Some agents swooned: Who wouldn't want to go to space with Tai behind the controls?
And why not be there to witness a story of true love? Over glasses of wine, George and Loretta Whitesides held court as agents inched in close enough to hear.
"When I was 11," George Whitesides recalled, "I remember looking up in the night sky and promising, 'I'm going to go up there.' "
Bad vision killed that career, but science fiction kept feeding the desire. His future wife shared the same dreams, and they crossed paths in Austria, at a space conference. They started Yuri's Night, an annual World Space Party, and fell in love. On Valentine's Day, they launched the website www.spacelove.org to document their quest to be the first honeymooners in space.
Together, they watched SpaceShipOne -- designed by Burt Rutan and financed by Microsoft Corp.'s Paul Allen -- capture the $10-million Ansari X Prize in October 2004, by becoming the first reusable, manned spacecraft to enter space twice in two weeks. Surrounded by crowds of cheering enthusiasts in the Mojave desert, SpaceShipOne suddenly brought space within reach of private citizens.
"We're going to give back this dream to the world," said George Whitesides, now the executive director of the National Space Society, a space education and advocacy group. Paying for that dream is "a stretch for us," he said, describing their financial status as "definitely middle class."

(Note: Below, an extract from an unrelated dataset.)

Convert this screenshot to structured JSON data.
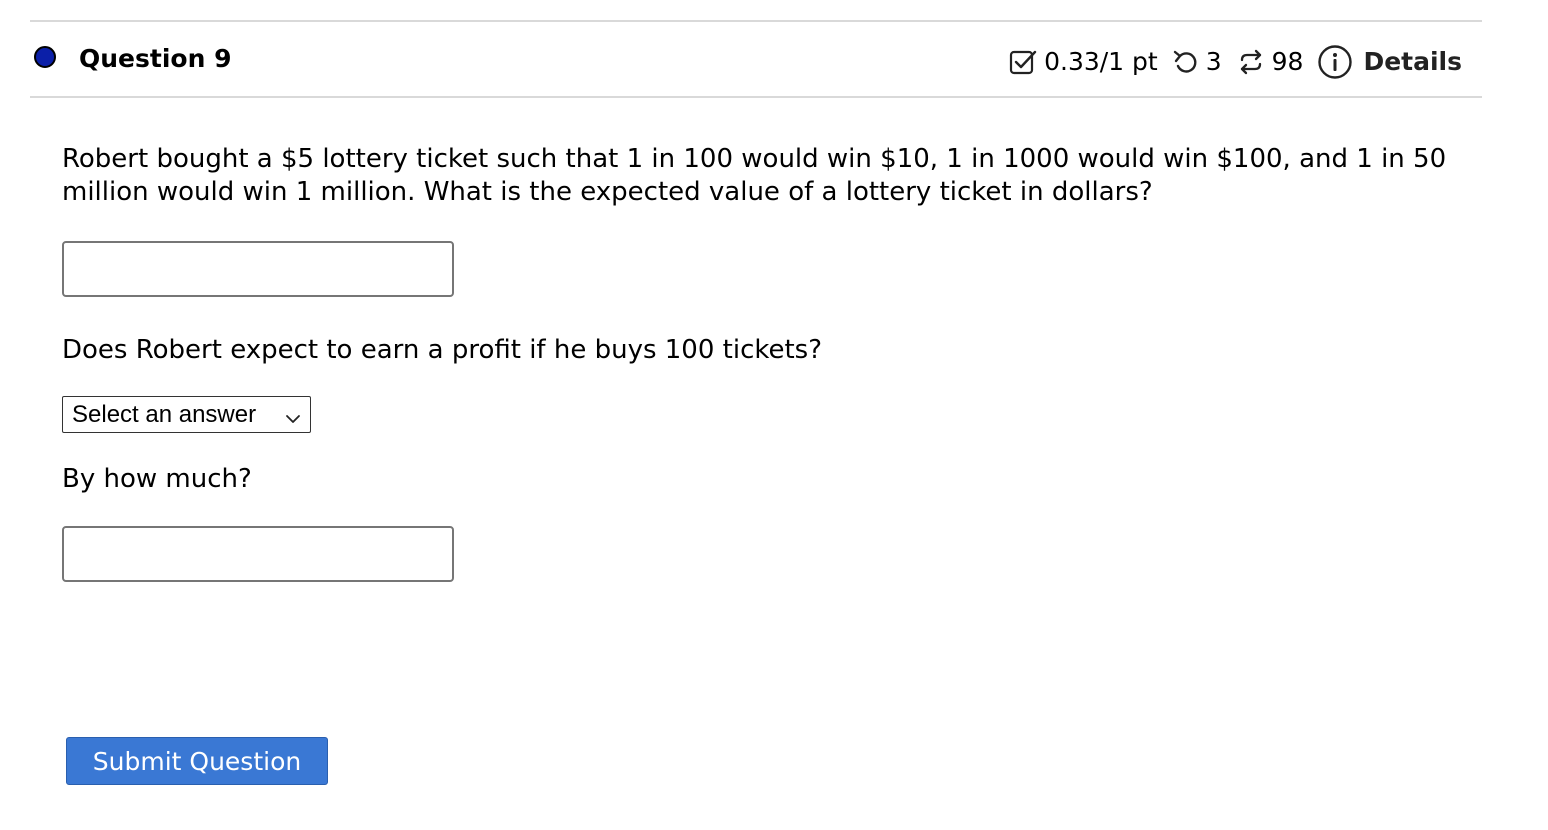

In a darkened room at Kennedy Space Center, the agents watched footage of that same historic flight: the view of the Earth, the jubilation, and awestruck test pilot Mike Melvill stepping off SpaceShipOne with a new perspective on the world.
"It blew me away, it really did," Melvill said. "You really do feel like you can reach out and touch the face of God."
By the time the lights came back on, the agents had become converts. They were hushed, reverent. Some wiped away tears.
"It made me have chills all over my body," Atlanta-based agent Jennifer Campbell said. "It's breathtaking, heart-stopping."
After graduating in the shadow of the Apollo Saturn V rocket, they proclaimed themselves modern-day Magellans.
"It's like being a pioneer in travel," said Jay Johnson, owner of Coastline Travel in Orange, noting that this was way more exciting than selling seven-day cruises to the Mexican Riviera.
The 200 aspiring space tourists who have signed up with billionaire businessman Richard Branson's Virgin Galactic hope to fly in 2009 on SpaceShipTwo, a larger spacecraft that Rutan is building that is capable of ferrying six tourists and two pilots. Most have paid in full or put down hefty deposits for spots at the front of the line.
The venture produces a sense of deja vu. In the 1960s, airlines with equally lofty goals took reservations for the moon from more than 90,000 aspiring space travelers. Ronald Reagan, Barry Goldwater and Walter Cronkite were among the card-carrying members of Pan Am's First Moon Flights Club.
"Space was wrapped in every part of pop culture back then," George Whitesides said. "Now, I see it coming back."
Branson isn't the only one actively pursuing space.
Budget Suites of America founder Robert Bigelow dreams of opening an inflatable space motel. Amazon.com Inc. founder Jeff Bezos is building a Texas spaceport and a suborbital vehicle that will take off and land vertically. Xcor Aerospace is developing speedy rockets for the aerospace sports venture Rocket Racing League.
"Twenty years ago when you talked about space tourism, you got laughed at, literally," said Spencer of the Space Tourism Society. "Today, people are asking, 'How do I get involved?' "